The deal will revolve around rapper Plies, who will offer files embedded with the Sprint logo.  The logo will appear whenever the song is played, and behave similarly to album art on jukeboxes, portable MP3 players, or mobile devices.  The specialized tracks will be crafted and positioned by Artist Direct-owned Media Defender, and Sprint is allegedly paying a six-figure sum for the promotional opportunity.  Roughly sixteen million tracks will flood file-sharing networks, though the report did not outline specific distribution methodologies involved.

The move represents a major shift for Atlantic, especially considering ongoing lawsuits against file-swappers by label trade group RIAA.  But the concept involves an instant payday for Atlantic, which shares a healthy portion of the Sprint advertising revenues.  The arrangement is unlikely to settle ongoing arguments related to the role that P2P networks should carry within the modern music industry, though it certainly breaks ground on a fresh advertising concept.

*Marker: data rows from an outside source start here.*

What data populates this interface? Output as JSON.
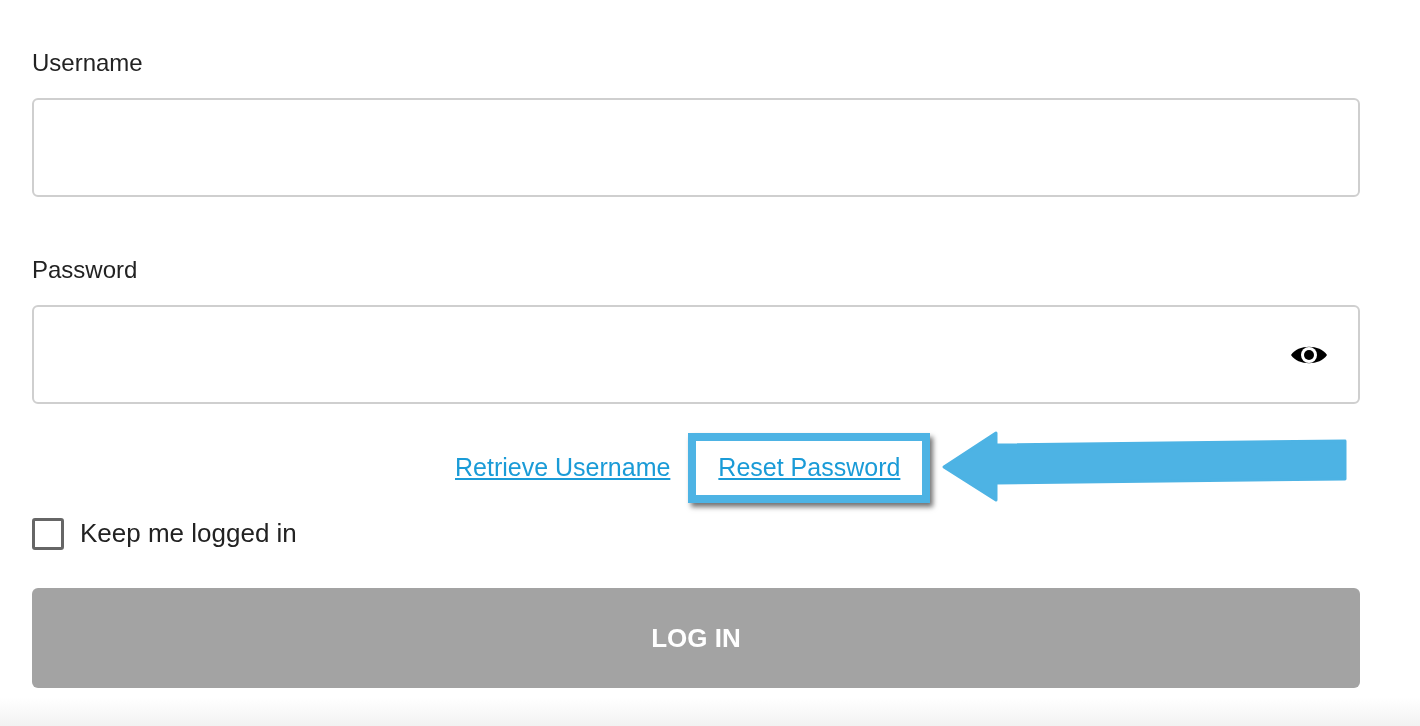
{
  "fields": [
    {
      "label": "Username",
      "kind": "text"
    },
    {
      "label": "Password",
      "kind": "password"
    }
  ],
  "links": [
    {
      "label": "Retrieve Username",
      "highlighted": false
    },
    {
      "label": "Reset Password",
      "highlighted": true
    }
  ],
  "remember": {
    "label": "Keep me logged in",
    "checked": false
  },
  "login_button": {
    "label": "LOG IN",
    "disabled": true
  }
}
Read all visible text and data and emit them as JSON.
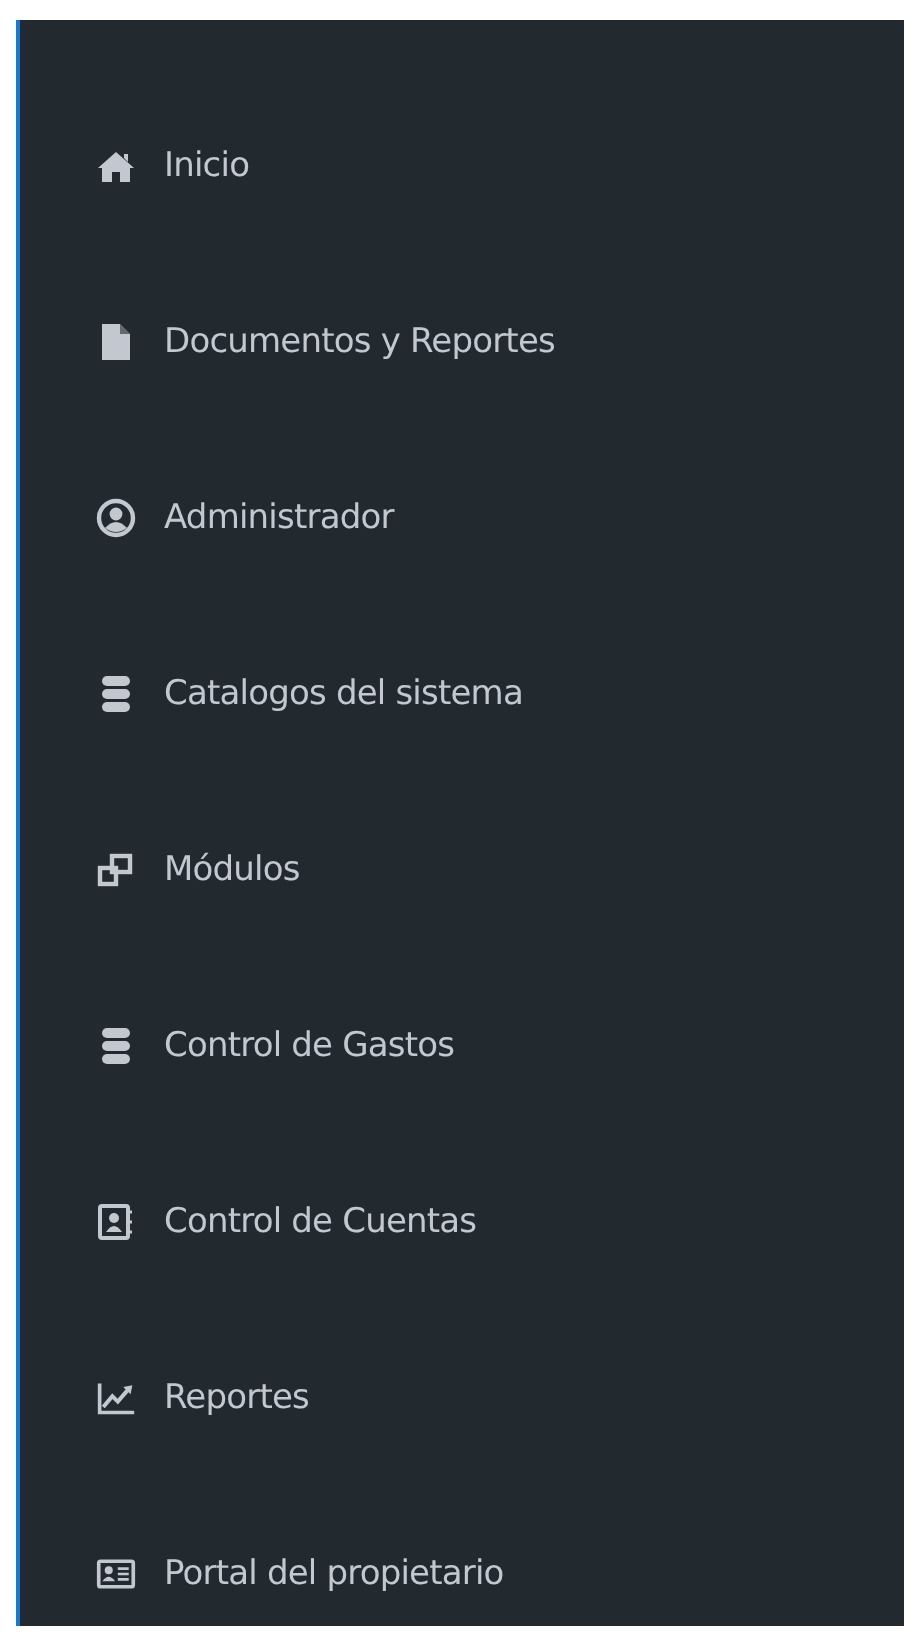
{
  "sidebar": {
    "items": [
      {
        "kind": "home",
        "label": "Inicio"
      },
      {
        "kind": "file",
        "label": "Documentos y Reportes"
      },
      {
        "kind": "user-circle",
        "label": "Administrador"
      },
      {
        "kind": "database",
        "label": "Catalogos del sistema"
      },
      {
        "kind": "windows",
        "label": "Módulos"
      },
      {
        "kind": "database",
        "label": "Control de Gastos"
      },
      {
        "kind": "contact-book",
        "label": "Control de Cuentas"
      },
      {
        "kind": "chart",
        "label": "Reportes"
      },
      {
        "kind": "id-card",
        "label": "Portal del propietario"
      }
    ]
  }
}
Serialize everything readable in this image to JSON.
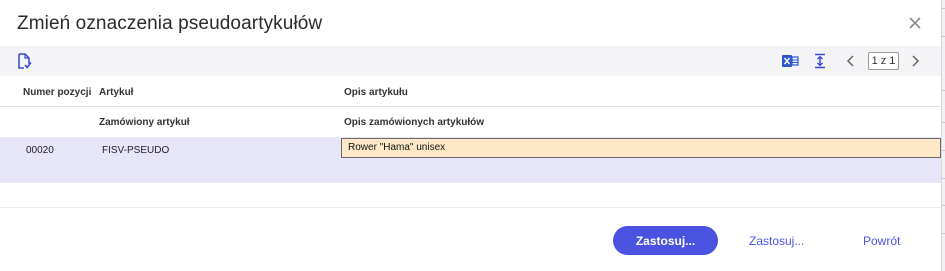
{
  "dialog": {
    "title": "Zmień oznaczenia pseudoartykułów",
    "close_icon": "close-icon"
  },
  "toolbar": {
    "document_check_icon": "document-check-icon",
    "excel_export_icon": "excel-export-icon",
    "fit_height_icon": "fit-height-icon",
    "prev_icon": "chevron-left-icon",
    "next_icon": "chevron-right-icon",
    "page_indicator": "1 z 1"
  },
  "table": {
    "headers_row1": {
      "item_number": "Numer pozycji",
      "article": "Artykuł",
      "article_description": "Opis artykułu"
    },
    "headers_row2": {
      "ordered_article": "Zamówiony artykuł",
      "ordered_articles_description": "Opis zamówionych artykułów"
    },
    "rows": [
      {
        "item_number": "00020",
        "ordered_article": "FISV-PSEUDO",
        "ordered_description": "Rower \"Hama\" unisex"
      }
    ]
  },
  "footer": {
    "apply_primary": "Zastosuj...",
    "apply_secondary": "Zastosuj...",
    "back": "Powrót"
  },
  "colors": {
    "accent": "#4a52e0",
    "row_highlight": "#e6e6f8",
    "input_highlight": "#ffe8c8",
    "excel_green": "#1d6fd0"
  }
}
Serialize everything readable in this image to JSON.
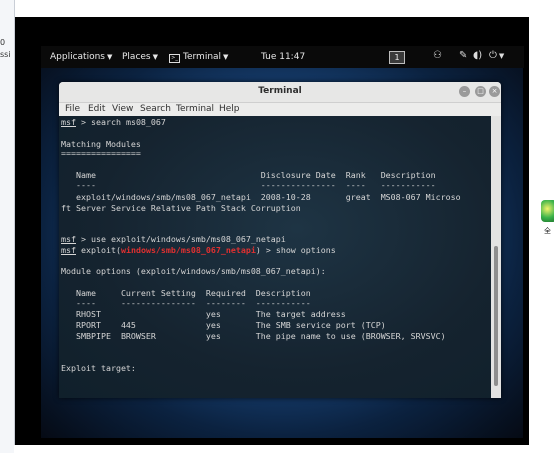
{
  "host": {
    "left_fragment_1": "0",
    "left_fragment_2": "ssi",
    "right_fragment": "全"
  },
  "topbar": {
    "applications": "Applications",
    "places": "Places",
    "terminal_app": "Terminal",
    "clock": "Tue 11:47",
    "workspace": "1"
  },
  "window": {
    "title": "Terminal",
    "menu": [
      "File",
      "Edit",
      "View",
      "Search",
      "Terminal",
      "Help"
    ]
  },
  "terminal": {
    "prompt": "msf",
    "cmd1": " > search ms08_067",
    "matching_title": "Matching Modules",
    "matching_rule": "================",
    "table_header": "   Name                                 Disclosure Date  Rank   Description",
    "table_rule": "   ----                                 ---------------  ----   -----------",
    "table_row": "   exploit/windows/smb/ms08_067_netapi  2008-10-28       great  MS08-067 Microso",
    "table_row_wrap": "ft Server Service Relative Path Stack Corruption",
    "cmd2": " > use exploit/windows/smb/ms08_067_netapi",
    "exploit_prefix": " exploit(",
    "exploit_module": "windows/smb/ms08_067_netapi",
    "exploit_suffix": ") > show options",
    "module_options": "Module options (exploit/windows/smb/ms08_067_netapi):",
    "opt_header": "   Name     Current Setting  Required  Description",
    "opt_rule": "   ----     ---------------  --------  -----------",
    "opt_rows": [
      "   RHOST                     yes       The target address",
      "   RPORT    445              yes       The SMB service port (TCP)",
      "   SMBPIPE  BROWSER          yes       The pipe name to use (BROWSER, SRVSVC)"
    ],
    "exploit_target": "Exploit target:"
  }
}
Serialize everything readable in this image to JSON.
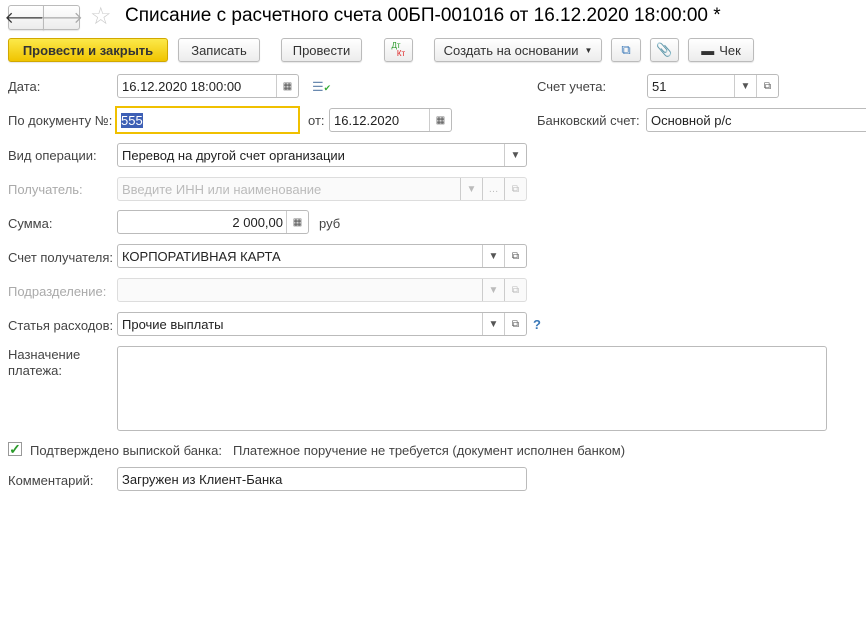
{
  "title": "Списание с расчетного счета 00БП-001016 от 16.12.2020 18:00:00 *",
  "toolbar": {
    "post_close": "Провести и закрыть",
    "save": "Записать",
    "post": "Провести",
    "dt": "Дт",
    "kt": "Кт",
    "create_based": "Создать на основании",
    "check": "Чек"
  },
  "fields": {
    "date_label": "Дата:",
    "date": "16.12.2020 18:00:00",
    "docnum_label": "По документу №:",
    "docnum": "555",
    "from_label": "от:",
    "from_date": "16.12.2020",
    "account_label": "Счет учета:",
    "account": "51",
    "bank_label": "Банковский счет:",
    "bank": "Основной р/с",
    "op_label": "Вид операции:",
    "op": "Перевод на другой счет организации",
    "recipient_label": "Получатель:",
    "recipient_placeholder": "Введите ИНН или наименование",
    "sum_label": "Сумма:",
    "sum": "2 000,00",
    "currency": "руб",
    "recv_account_label": "Счет получателя:",
    "recv_account": "КОРПОРАТИВНАЯ КАРТА",
    "division_label": "Подразделение:",
    "division": "",
    "expense_label": "Статья расходов:",
    "expense": "Прочие выплаты",
    "help": "?",
    "purpose_label": "Назначение платежа:",
    "purpose": "",
    "confirmed_label": "Подтверждено выпиской банка:",
    "confirmed": true,
    "confirmed_note": "Платежное поручение не требуется (документ исполнен банком)",
    "comment_label": "Комментарий:",
    "comment": "Загружен из Клиент-Банка"
  }
}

From a broader perspective, the move follows a long string of P2P intervention technologies and approaches, including those that flood networks with phony and even destructive files.  Regardless, most efforts to tame file-sharing networks at-large have been unsuccessful, and trading activity remains robust.  Just recently, global trade organization IFPI pointed to swap volumes of 20 billion during the last year alone.